2. Smoke alarms should be installed in every bedroom, outside each sleeping area and on every level of the home.

3. For the best protection, smoke alarms should be interconnected. What does that mean? When one sounds they all sound alerting you to an emergency early on and giving you critical time to escape. New construction requirements have included hard- wired smoke alarms with battery back-ups since the mid-70's. 

4. Nothing lasts forever - including smoke alarms. Smoke alarms become less reliable with time, primarily due to aging of their electronic components making them more susceptible to nuisance false alarms. Replace entire smoke alarm units every 10 years or sooner if they don't respond properly when tested. Why? The sensor wears out and may not activate in an emergency putting your family at risk. Always read the manufacturer’s recommendations as some models recommend replacement every 5-7 years.

5. DIY projects? Never (ever) paint over a smoke alarm. It will affect the operation of the smoke alarm, potentially disabling it.

6. Test your smoke alarm and carbon monoxide alarms once a month by pressing the test button.

7. Lightly clean your smoke alarms monthly when you test them. Smoke alarms get clogged with dust build-up which may affect performance. Vacuum lightly and follow manufacturer recommendations. 

8. If your smoke alarm “chirps” it may be time to change the back-up battery in your hard-wired alarm. Since 2018, Maryland law has required all battery-only smoke alarms (typically found in homes built before 1975 that have never pulled a building permit) to have a sealed,10-year long-life battery in the unit. Any "chirping" in these units is likely signaling that you need to replace the entire smoke alarm with a new one. 

Today's home safety and security technology has evolved beyond smoke and carbon monoxide alarms. Many families rely on household devices connected to the internet or smartphones to enhance safety and security. New technology can even notify you when the alarm is activated or if the battery is low.

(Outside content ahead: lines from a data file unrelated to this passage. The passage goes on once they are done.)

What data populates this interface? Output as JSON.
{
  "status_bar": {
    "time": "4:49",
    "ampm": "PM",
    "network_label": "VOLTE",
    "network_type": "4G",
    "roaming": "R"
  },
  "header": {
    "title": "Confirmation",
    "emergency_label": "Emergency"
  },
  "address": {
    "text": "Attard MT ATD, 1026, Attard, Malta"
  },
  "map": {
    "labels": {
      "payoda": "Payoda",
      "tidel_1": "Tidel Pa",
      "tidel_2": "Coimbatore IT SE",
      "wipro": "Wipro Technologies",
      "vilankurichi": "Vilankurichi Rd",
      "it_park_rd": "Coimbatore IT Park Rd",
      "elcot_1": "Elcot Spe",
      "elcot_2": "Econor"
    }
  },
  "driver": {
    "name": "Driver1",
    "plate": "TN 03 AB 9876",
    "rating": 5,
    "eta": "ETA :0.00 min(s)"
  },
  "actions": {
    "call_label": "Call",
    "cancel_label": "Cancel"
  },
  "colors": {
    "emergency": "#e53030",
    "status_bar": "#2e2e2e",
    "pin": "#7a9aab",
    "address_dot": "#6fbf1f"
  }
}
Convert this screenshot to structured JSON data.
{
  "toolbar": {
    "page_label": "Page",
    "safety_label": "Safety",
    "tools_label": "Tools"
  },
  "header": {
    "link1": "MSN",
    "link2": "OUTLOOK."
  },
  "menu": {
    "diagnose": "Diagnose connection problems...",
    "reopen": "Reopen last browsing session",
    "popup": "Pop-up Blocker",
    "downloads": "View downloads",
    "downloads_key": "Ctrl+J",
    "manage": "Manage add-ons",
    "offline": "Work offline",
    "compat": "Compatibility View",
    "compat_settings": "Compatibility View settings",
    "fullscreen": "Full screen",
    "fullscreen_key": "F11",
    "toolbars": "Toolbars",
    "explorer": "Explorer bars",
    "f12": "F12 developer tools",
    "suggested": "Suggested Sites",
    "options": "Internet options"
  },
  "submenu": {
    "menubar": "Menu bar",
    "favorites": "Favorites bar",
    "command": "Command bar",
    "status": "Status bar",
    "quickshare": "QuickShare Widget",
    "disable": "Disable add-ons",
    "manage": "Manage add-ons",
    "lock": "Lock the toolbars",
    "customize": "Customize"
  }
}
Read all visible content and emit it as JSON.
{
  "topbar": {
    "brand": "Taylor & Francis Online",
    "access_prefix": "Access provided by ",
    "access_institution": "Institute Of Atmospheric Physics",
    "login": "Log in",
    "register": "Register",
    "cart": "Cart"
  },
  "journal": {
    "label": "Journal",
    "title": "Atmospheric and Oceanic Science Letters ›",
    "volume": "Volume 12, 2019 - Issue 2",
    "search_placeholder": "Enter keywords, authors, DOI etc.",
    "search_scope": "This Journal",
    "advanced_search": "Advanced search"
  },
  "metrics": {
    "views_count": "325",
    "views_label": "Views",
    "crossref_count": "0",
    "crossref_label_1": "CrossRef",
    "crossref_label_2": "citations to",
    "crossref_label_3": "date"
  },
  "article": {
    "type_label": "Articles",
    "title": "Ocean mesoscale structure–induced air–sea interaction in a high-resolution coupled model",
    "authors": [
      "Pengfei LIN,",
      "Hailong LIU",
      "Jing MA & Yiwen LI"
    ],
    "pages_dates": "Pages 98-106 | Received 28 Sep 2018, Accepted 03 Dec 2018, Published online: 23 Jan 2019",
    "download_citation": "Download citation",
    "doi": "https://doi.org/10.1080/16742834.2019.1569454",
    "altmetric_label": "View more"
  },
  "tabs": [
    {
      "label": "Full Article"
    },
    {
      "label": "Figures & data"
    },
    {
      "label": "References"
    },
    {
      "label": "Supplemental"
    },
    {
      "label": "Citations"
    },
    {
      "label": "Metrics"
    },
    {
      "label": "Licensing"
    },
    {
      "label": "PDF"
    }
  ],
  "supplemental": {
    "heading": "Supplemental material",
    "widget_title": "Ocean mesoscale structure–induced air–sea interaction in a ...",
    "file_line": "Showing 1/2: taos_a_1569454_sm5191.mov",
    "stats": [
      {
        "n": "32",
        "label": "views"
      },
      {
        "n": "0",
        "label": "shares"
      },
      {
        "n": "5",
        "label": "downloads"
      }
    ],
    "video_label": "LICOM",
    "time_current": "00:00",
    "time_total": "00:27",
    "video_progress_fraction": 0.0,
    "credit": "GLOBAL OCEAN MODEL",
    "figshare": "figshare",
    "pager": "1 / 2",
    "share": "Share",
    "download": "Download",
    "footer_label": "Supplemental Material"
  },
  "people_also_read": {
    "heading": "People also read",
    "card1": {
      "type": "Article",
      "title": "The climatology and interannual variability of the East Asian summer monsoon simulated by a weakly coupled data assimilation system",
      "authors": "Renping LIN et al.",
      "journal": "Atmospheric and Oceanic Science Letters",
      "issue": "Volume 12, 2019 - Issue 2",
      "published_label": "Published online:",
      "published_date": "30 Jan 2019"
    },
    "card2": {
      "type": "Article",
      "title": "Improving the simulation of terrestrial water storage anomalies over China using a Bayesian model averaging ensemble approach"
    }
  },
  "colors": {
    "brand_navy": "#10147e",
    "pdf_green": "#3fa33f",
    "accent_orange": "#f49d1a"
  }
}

Take time this weekend to ensure your family has a fire safety plan and you have smoke and carbon monoxide alarms with the newest technology. And practice your plan with a Home Fire Drill to ensure everyone knows what to do in an emergency.